**Prompt**
Check each line below for "dontleave" and report how many have it, nothing else.

-=-=-=-=-

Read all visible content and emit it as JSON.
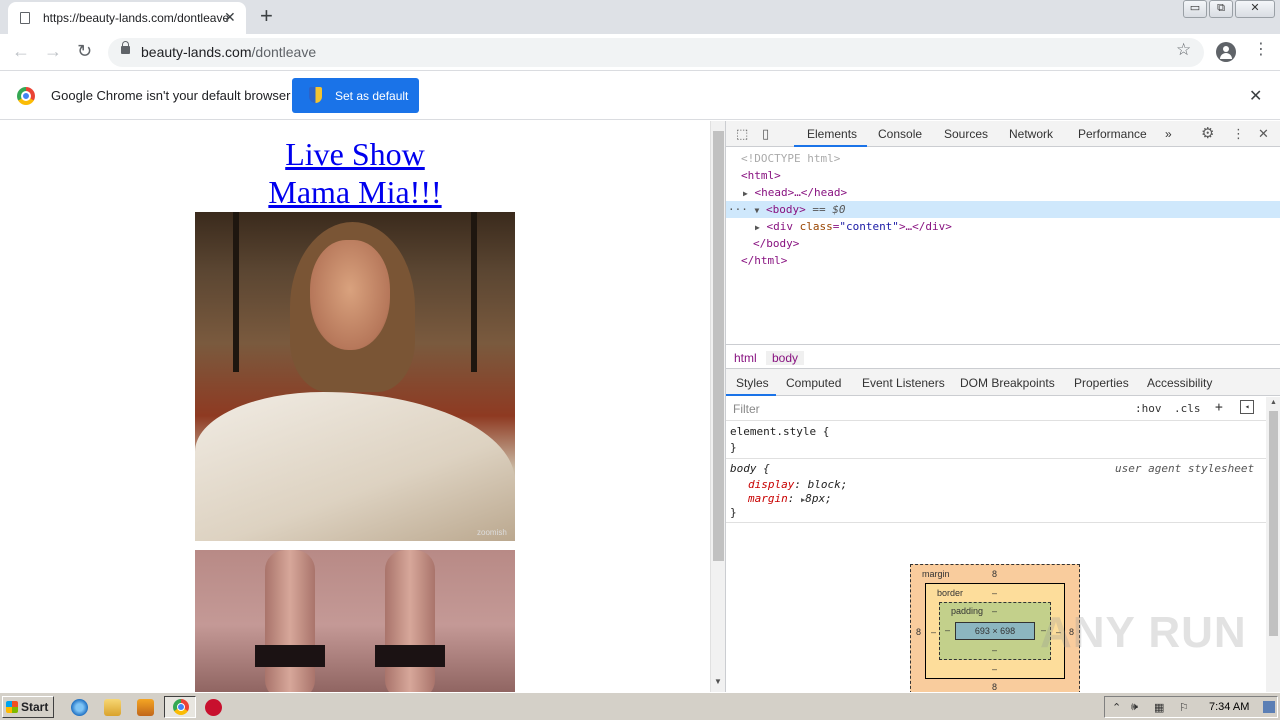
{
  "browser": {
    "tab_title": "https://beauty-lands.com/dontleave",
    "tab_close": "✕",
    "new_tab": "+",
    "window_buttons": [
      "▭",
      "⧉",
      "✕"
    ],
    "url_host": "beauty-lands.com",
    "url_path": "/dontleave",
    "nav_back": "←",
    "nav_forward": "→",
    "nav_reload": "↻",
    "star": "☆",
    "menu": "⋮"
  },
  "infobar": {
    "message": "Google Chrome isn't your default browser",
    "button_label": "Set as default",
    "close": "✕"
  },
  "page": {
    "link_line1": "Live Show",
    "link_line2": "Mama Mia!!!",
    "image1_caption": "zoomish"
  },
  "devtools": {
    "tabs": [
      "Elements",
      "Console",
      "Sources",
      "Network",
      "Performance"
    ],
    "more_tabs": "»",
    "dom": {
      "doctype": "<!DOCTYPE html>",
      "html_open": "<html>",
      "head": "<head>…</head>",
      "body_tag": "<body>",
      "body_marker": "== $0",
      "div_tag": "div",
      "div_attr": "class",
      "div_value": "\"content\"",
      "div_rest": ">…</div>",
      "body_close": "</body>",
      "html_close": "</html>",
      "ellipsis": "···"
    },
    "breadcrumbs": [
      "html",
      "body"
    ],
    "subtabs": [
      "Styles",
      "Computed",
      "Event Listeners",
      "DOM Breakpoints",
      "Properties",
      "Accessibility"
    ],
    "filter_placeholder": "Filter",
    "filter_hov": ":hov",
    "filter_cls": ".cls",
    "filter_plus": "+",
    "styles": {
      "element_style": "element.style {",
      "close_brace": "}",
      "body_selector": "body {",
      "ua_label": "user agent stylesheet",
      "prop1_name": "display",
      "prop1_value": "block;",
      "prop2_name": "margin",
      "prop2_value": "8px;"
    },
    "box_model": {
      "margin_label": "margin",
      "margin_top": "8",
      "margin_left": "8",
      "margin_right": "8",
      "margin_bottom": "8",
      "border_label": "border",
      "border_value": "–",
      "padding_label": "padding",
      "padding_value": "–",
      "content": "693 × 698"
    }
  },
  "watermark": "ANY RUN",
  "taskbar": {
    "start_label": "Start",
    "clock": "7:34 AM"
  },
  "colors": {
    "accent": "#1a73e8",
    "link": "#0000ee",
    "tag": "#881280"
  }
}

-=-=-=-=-

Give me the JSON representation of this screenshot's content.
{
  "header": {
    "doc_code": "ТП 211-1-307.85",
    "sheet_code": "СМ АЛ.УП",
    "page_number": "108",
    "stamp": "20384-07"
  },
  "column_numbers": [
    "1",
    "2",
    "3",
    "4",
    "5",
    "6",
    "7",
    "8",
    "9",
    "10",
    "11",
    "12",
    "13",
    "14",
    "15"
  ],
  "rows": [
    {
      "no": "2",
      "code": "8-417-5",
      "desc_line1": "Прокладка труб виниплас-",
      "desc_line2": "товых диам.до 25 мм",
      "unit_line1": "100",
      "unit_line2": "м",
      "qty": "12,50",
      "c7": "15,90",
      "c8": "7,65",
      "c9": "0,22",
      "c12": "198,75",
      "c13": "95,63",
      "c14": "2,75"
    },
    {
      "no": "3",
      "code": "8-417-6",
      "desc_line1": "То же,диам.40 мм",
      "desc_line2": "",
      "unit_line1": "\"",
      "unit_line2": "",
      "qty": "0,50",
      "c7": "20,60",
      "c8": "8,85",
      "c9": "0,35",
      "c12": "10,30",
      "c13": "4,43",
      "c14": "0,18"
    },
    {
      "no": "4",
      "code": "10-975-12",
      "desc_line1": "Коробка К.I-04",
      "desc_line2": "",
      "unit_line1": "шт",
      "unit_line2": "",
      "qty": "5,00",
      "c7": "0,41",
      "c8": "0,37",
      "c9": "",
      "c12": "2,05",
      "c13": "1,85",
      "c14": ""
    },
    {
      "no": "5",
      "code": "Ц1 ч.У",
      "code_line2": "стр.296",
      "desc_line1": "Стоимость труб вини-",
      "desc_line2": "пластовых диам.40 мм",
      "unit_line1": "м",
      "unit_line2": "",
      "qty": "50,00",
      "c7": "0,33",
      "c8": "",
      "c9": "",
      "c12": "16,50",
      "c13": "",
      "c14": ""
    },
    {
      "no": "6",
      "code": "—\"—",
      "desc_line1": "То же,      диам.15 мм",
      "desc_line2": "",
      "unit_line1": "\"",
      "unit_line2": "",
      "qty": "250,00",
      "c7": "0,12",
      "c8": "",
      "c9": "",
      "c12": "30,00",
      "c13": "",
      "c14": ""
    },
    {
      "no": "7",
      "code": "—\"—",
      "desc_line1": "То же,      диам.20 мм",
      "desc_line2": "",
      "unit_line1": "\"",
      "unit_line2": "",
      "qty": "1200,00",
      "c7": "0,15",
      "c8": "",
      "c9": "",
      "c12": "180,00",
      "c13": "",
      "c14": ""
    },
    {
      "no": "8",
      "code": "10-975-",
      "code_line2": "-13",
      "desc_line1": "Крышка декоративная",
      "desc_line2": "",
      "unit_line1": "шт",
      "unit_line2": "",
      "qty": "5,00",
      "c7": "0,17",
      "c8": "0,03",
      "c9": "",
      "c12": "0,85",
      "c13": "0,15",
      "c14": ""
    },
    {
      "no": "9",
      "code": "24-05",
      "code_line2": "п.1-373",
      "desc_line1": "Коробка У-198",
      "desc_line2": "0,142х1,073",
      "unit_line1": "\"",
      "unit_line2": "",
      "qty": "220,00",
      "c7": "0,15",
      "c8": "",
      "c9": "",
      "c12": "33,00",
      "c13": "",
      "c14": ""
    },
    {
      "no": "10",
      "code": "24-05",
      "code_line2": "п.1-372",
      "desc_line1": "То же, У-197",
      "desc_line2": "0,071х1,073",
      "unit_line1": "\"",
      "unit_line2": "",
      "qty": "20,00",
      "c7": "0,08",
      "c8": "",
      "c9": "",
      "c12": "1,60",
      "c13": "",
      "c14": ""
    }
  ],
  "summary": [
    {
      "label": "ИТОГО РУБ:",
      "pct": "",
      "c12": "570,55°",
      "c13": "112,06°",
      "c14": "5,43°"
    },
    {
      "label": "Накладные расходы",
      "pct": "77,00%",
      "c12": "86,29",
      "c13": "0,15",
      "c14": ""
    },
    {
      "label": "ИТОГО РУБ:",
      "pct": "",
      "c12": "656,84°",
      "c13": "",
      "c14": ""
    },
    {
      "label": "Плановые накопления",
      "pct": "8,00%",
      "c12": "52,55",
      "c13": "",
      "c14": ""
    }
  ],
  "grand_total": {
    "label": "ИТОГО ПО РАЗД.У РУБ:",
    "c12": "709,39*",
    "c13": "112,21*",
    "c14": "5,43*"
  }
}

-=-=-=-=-

**Exercise solution**
2